|Court||Court of Appeals of Colorado|
|Citation||765 P.2d 1043 (1988)|
Defendant (buyer) entered into a contract with Plaintiff (seller) for the sale of 16,000 bushels of U.S. No. 1 wheat. Buyer paid seller $2,000 as an advance payment, and was condition upon completion of delivery of the total goods to pay the full balance 30 days after shipment. Seller delivered 9,086 bushels of wheat to the buyer, and then ceased performance because of his belief that buyer could not pay for the wheat. Other contractors had told the seller that the buyer was a shady character. Seller then tried to contact buyer several times by phone, but to no avail. Buyer sent seller a letter stating that seller had breached the agreement, and followed up with a letter notifying that he was canceling the contract, unless the contract was performed. Seller replied with a letter demanding assurances of performance, which was ignored by buyer.
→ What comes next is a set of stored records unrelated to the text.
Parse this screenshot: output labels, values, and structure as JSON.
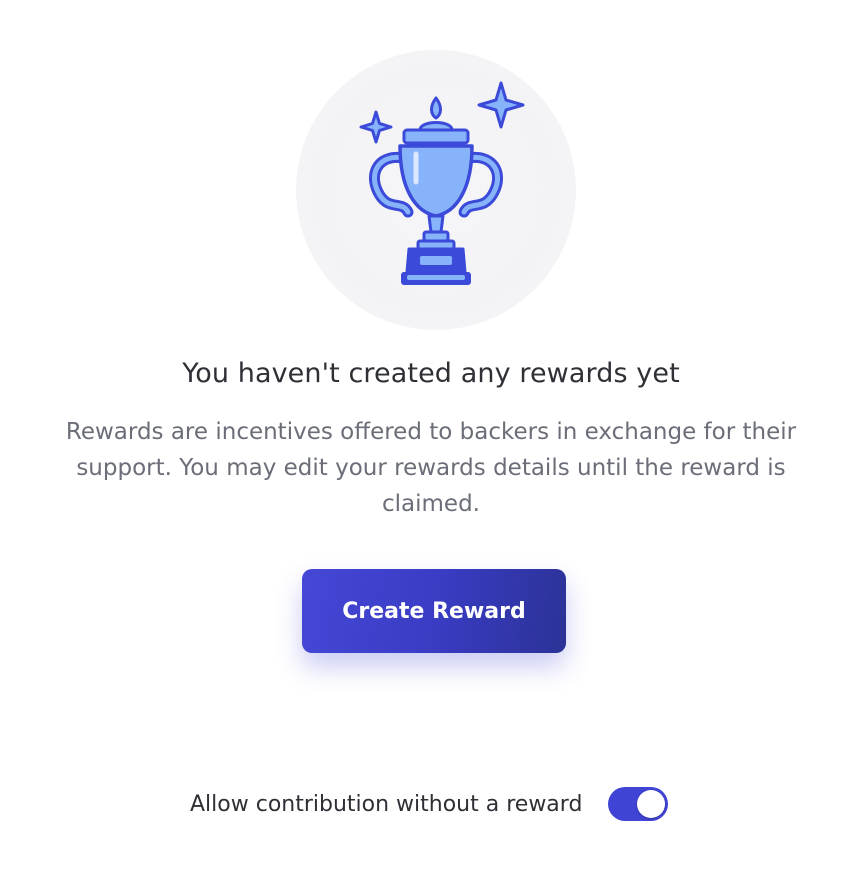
{
  "empty_state": {
    "illustration_icon": "trophy-with-sparkles-icon",
    "heading": "You haven't created any rewards yet",
    "description": "Rewards are incentives offered to backers in exchange for their support. You may edit your rewards details until the reward is claimed."
  },
  "actions": {
    "create_reward_label": "Create Reward"
  },
  "settings": {
    "allow_contribution_label": "Allow contribution without a reward",
    "allow_contribution_enabled": true
  },
  "colors": {
    "accent": "#4044d4",
    "trophy_fill": "#86b3f9",
    "trophy_stroke": "#3b4ad8"
  }
}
Seller brought suit for breach of contract for not paying in full and assuring performance. Initial judgment in favor of the seller/plaintiff, and dismissal of buyer/defendant’s counterclaim.
- Whether reasonable grounds for insecurity justifies a further demand for assurance of performance.
- Whether suspension of performance can occur before a written demand for assurance of performance.
Judgment reversed and the cause remanded that the court enter judgment for the buyer after making findings on certain issues.
- Reasonable grounds for insecurity does justify a further demand for assurance of performance.
- A written demand for assurance of consideration must be made before suspension of performance, and an oral statement is insufficient; additionally this cannot justify a modification of the contract.